*** Opening Extracted information ***

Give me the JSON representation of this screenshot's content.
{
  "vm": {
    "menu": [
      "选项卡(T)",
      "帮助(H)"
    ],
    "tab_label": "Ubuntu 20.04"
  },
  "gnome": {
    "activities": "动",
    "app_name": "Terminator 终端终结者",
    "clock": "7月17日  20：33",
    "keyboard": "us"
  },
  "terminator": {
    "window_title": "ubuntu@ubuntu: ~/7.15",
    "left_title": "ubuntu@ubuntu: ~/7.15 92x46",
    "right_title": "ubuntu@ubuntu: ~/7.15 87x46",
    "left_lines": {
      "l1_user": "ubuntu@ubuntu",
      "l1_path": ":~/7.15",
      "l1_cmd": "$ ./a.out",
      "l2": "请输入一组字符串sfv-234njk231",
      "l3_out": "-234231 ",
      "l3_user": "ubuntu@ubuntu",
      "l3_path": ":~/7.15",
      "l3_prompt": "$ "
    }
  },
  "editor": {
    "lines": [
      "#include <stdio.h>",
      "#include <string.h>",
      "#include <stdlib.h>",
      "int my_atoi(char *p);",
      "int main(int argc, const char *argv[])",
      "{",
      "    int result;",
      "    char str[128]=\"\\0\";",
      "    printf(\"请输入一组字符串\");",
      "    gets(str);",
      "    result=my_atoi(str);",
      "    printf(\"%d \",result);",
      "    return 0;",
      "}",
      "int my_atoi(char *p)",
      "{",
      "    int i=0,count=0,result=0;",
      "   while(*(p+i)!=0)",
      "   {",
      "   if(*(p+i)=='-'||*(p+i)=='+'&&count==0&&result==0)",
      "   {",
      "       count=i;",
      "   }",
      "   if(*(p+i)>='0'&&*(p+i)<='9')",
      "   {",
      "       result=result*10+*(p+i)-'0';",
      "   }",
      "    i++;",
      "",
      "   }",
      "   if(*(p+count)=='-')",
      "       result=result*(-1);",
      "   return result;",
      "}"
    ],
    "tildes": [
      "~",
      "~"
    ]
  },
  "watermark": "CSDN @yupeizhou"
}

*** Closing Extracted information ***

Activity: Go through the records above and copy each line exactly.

Written solution:
Give me the JSON representation of this screenshot's content.
{
  "vm": {
    "menu": [
      "选项卡(T)",
      "帮助(H)"
    ],
    "tab_label": "Ubuntu 20.04"
  },
  "gnome": {
    "activities": "动",
    "app_name": "Terminator 终端终结者",
    "clock": "7月17日  20：33",
    "keyboard": "us"
  },
  "terminator": {
    "window_title": "ubuntu@ubuntu: ~/7.15",
    "left_title": "ubuntu@ubuntu: ~/7.15 92x46",
    "right_title": "ubuntu@ubuntu: ~/7.15 87x46",
    "left_lines": {
      "l1_user": "ubuntu@ubuntu",
      "l1_path": ":~/7.15",
      "l1_cmd": "$ ./a.out",
      "l2": "请输入一组字符串sfv-234njk231",
      "l3_out": "-234231 ",
      "l3_user": "ubuntu@ubuntu",
      "l3_path": ":~/7.15",
      "l3_prompt": "$ "
    }
  },
  "editor": {
    "lines": [
      "#include <stdio.h>",
      "#include <string.h>",
      "#include <stdlib.h>",
      "int my_atoi(char *p);",
      "int main(int argc, const char *argv[])",
      "{",
      "    int result;",
      "    char str[128]=\"\\0\";",
      "    printf(\"请输入一组字符串\");",
      "    gets(str);",
      "    result=my_atoi(str);",
      "    printf(\"%d \",result);",
      "    return 0;",
      "}",
      "int my_atoi(char *p)",
      "{",
      "    int i=0,count=0,result=0;",
      "   while(*(p+i)!=0)",
      "   {",
      "   if(*(p+i)=='-'||*(p+i)=='+'&&count==0&&result==0)",
      "   {",
      "       count=i;",
      "   }",
      "   if(*(p+i)>='0'&&*(p+i)<='9')",
      "   {",
      "       result=result*10+*(p+i)-'0';",
      "   }",
      "    i++;",
      "",
      "   }",
      "   if(*(p+count)=='-')",
      "       result=result*(-1);",
      "   return result;",
      "}"
    ],
    "tildes": [
      "~",
      "~"
    ]
  },
  "watermark": "CSDN @yupeizhou"
}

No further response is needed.